Senate Report On Jan. 6 Events At U.S. Capitol: ‘Widespread and Unacceptable Breakdowns in Intelligence Gathering’
[guest post by Dana]
The U.S. Capitol Police had specific intelligence that supporters of President Donald Trump planned to mount an armed invasion of the Capitol at least two weeks before the Jan. 6 riot, according to new findings in a bipartisan Senate investigation, but a series of omissions and miscommunications kept that information from reaching front-line officers targeted by the violence.
A joint report, from the Senate Rules and Administration and the Homeland Security and Governmental Affairs committees, outlines the most detailed public timeline to date of the communications and intelligence failures that led the Capitol Police and partner agencies to prepare for the “Stop the Steal” protest as though it were a routine Trump rally, instead of the organized assault that was planned in the open online.
Released Tuesday, the report shows how an intelligence arm of the Capitol Police disseminated security assessments labeling the threat of violence “remote” to “improbable,” even as authorities collected evidence showing that pro-Trump activists intended to bring weapons to the demonstration and “storm the Capitol.”
“There were significant, widespread and unacceptable breakdowns in the intelligence gathering … The failure to adequately assess the threat of violence on that day contributed significantly to the breach of the Capitol,” Sen. Gary Peters, D-Mich., chairman of the Homeland Security panel, told reporters. “The attack was, quite frankly, planned in plain sight.”
The report states that the authorities knew as early as Dec. 21 that not good things were in the works:
According to the report, Capitol Police intelligence officers knew as early as Dec. 21 that protesters planned to “bring guns” and other weapons to the Jan. 6 demonstration and turn them on any law enforcement officers who blocked their entry into the Capitol. They knew that would-be rioters were sharing maps of the Capitol campus online and discussing the building’s best entry points — and how to seal them off to trap lawmakers inside. But that information was shared only with command officers.
A separate security assessment dated Dec. 23 made no mention of those findings. Neither did a follow-up Dec. 30.
The report faults slow mobilization and poor interdepartmental communication — not any sort of stand-down order from the White House, as some Trump critics had speculated — for the fact that it took the National Guard more than three hours to respond to pleas for help from the Capitol during the attack. According to its findings, it was Army staff — not Trump — expressing early reservations about a military intervention, while the Army secretary claimed he was never informed that the D.C. National Guard had a quick reaction force “ready to go” to the Capitol, just awaiting his approval.
[Ed. I really wanted to bold all of the text because the whole thing is so damning, but I opted to use a bit of self-restraint…]
Anyway, it makes sense that Trump’s role is not examined in the report, given that neither side would ever be able to agree on any specific descriptions of the former president and his actions. But certainly, that’s problematic:
But at the same time, there are several glaring omissions in the report, including any examination of Donald Trump’s role in the riots, raising questions about whether lawmakers, in their quest for bipartisanship, exposed the limits of a Congress divided and unable to agree on certain truths, particularly those related to the former President’s actions.
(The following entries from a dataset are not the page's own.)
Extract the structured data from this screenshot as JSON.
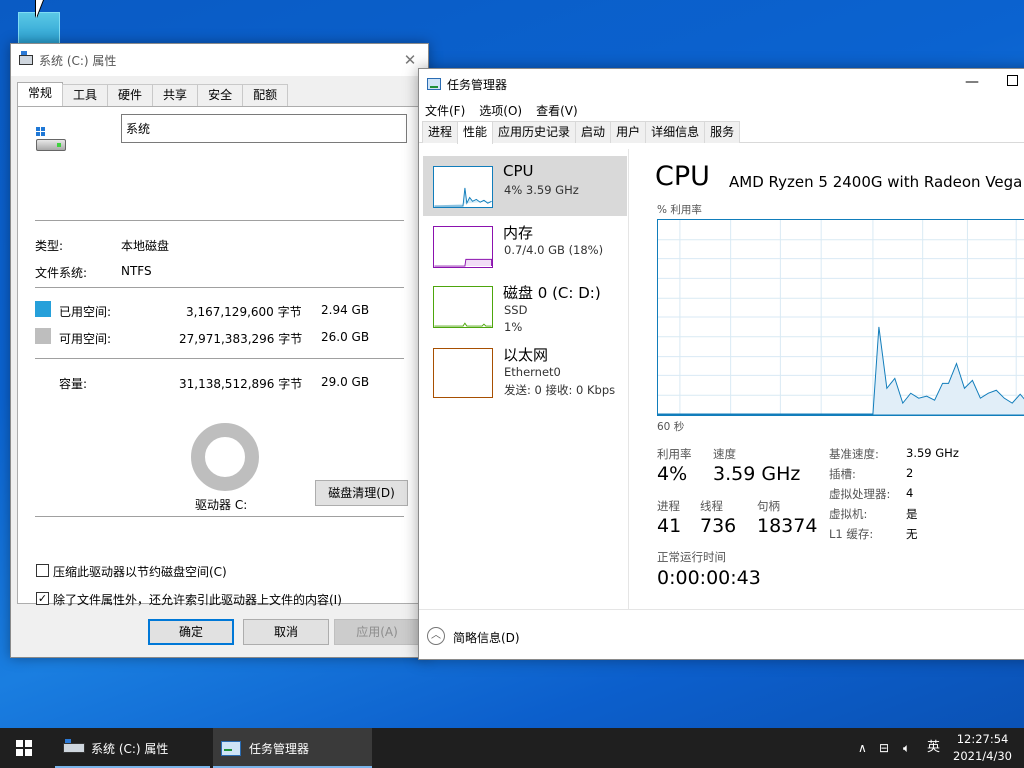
{
  "props": {
    "title": "系统 (C:) 属性",
    "tabs": [
      "常规",
      "工具",
      "硬件",
      "共享",
      "安全",
      "配额"
    ],
    "name_value": "系统",
    "type_label": "类型:",
    "type_value": "本地磁盘",
    "fs_label": "文件系统:",
    "fs_value": "NTFS",
    "used_label": "已用空间:",
    "used_bytes": "3,167,129,600 字节",
    "used_size": "2.94 GB",
    "free_label": "可用空间:",
    "free_bytes": "27,971,383,296 字节",
    "free_size": "26.0 GB",
    "cap_label": "容量:",
    "cap_bytes": "31,138,512,896 字节",
    "cap_size": "29.0 GB",
    "used_fraction": 0.102,
    "drive_label": "驱动器 C:",
    "cleanup_button": "磁盘清理(D)",
    "compress_label": "压缩此驱动器以节约磁盘空间(C)",
    "index_label": "除了文件属性外，还允许索引此驱动器上文件的内容(I)",
    "index_checked": "✓",
    "ok_button": "确定",
    "cancel_button": "取消",
    "apply_button": "应用(A)",
    "used_color": "#26a0da",
    "free_color": "#bebebe"
  },
  "tm": {
    "title": "任务管理器",
    "menu": [
      "文件(F)",
      "选项(O)",
      "查看(V)"
    ],
    "tabs": [
      "进程",
      "性能",
      "应用历史记录",
      "启动",
      "用户",
      "详细信息",
      "服务"
    ],
    "side": {
      "cpu": {
        "title": "CPU",
        "sub": "4% 3.59 GHz"
      },
      "mem": {
        "title": "内存",
        "sub": "0.7/4.0 GB (18%)"
      },
      "disk": {
        "title": "磁盘 0 (C: D:)",
        "sub1": "SSD",
        "sub2": "1%"
      },
      "net": {
        "title": "以太网",
        "sub1": "Ethernet0",
        "sub2": "发送: 0 接收: 0 Kbps"
      }
    },
    "heading": "CPU",
    "model": "AMD Ryzen 5 2400G with Radeon Vega",
    "graph_top_label": "% 利用率",
    "graph_bottom_label": "60 秒",
    "stats": {
      "util_label": "利用率",
      "util_value": "4%",
      "speed_label": "速度",
      "speed_value": "3.59 GHz",
      "proc_label": "进程",
      "proc_value": "41",
      "threads_label": "线程",
      "threads_value": "736",
      "handles_label": "句柄",
      "handles_value": "18374",
      "uptime_label": "正常运行时间",
      "uptime_value": "0:00:00:43"
    },
    "specs": [
      {
        "k": "基准速度:",
        "v": "3.59 GHz"
      },
      {
        "k": "插槽:",
        "v": "2"
      },
      {
        "k": "虚拟处理器:",
        "v": "4"
      },
      {
        "k": "虚拟机:",
        "v": "是"
      },
      {
        "k": "L1 缓存:",
        "v": "无"
      }
    ],
    "footer_label": "简略信息(D)"
  },
  "taskbar": {
    "items": [
      {
        "label": "系统 (C:) 属性"
      },
      {
        "label": "任务管理器"
      }
    ],
    "ime": "英",
    "time": "12:27:54",
    "date": "2021/4/30"
  }
}
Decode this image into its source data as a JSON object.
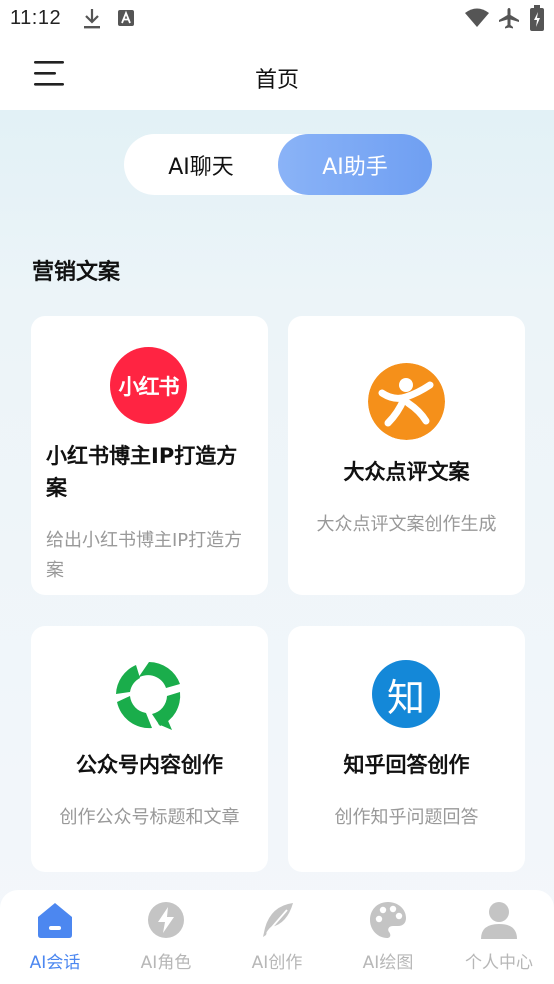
{
  "status_bar": {
    "time": "11:12",
    "icons": [
      "download-icon",
      "font-icon",
      "wifi-icon",
      "airplane-mode-icon",
      "battery-charging-icon"
    ]
  },
  "app_bar": {
    "title": "首页",
    "menu_icon": "menu-icon"
  },
  "mode_toggle": {
    "options": [
      "AI聊天",
      "AI助手"
    ],
    "selected": "AI助手",
    "active_color": "#7ba8f5"
  },
  "section": {
    "title": "营销文案"
  },
  "cards": [
    {
      "logo_text": "小红书",
      "logo_color": "#ff2442",
      "title": "小红书博主IP打造方案",
      "desc": "给出小红书博主IP打造方案"
    },
    {
      "logo_icon": "dianping-icon",
      "logo_color": "#f5901a",
      "title": "大众点评文案",
      "desc": "大众点评文案创作生成"
    },
    {
      "logo_icon": "wechat-official-account-icon",
      "logo_color": "#1aad4b",
      "title": "公众号内容创作",
      "desc": "创作公众号标题和文章"
    },
    {
      "logo_text": "知",
      "logo_color": "#1488d8",
      "title": "知乎回答创作",
      "desc": "创作知乎问题回答"
    }
  ],
  "tab_bar": {
    "items": [
      {
        "label": "AI会话",
        "icon": "home-icon",
        "active": true
      },
      {
        "label": "AI角色",
        "icon": "lightning-icon",
        "active": false
      },
      {
        "label": "AI创作",
        "icon": "feather-icon",
        "active": false
      },
      {
        "label": "AI绘图",
        "icon": "palette-icon",
        "active": false
      },
      {
        "label": "个人中心",
        "icon": "user-icon",
        "active": false
      }
    ],
    "active_color": "#4c87f0",
    "inactive_color": "#b7b7b7"
  }
}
Sources tell CNN that in order for this report, which was compiled by the Senate Homeland Security and Rules committees, to have support from both parties, the language had to be carefully crafted, and that included excluding the word “insurrection,” which notably does not appear outside of witness quotes and footnotes. “Did we look at Trump’s role in the attack? The answer is no,” a Senate committee aide told reporters. “The report did not attempt to look at the origins and development of the groups or individuals that participated in the attack on the Capitol,” the aide said.
Without examining the origins and development of the groups involved, as well as who influenced and steered rioters in the direction they went, the report lacks vital information that could help prevent another insurrection from happening in the future. Perhaps in 2024, if you know who runs and loses the election. Again.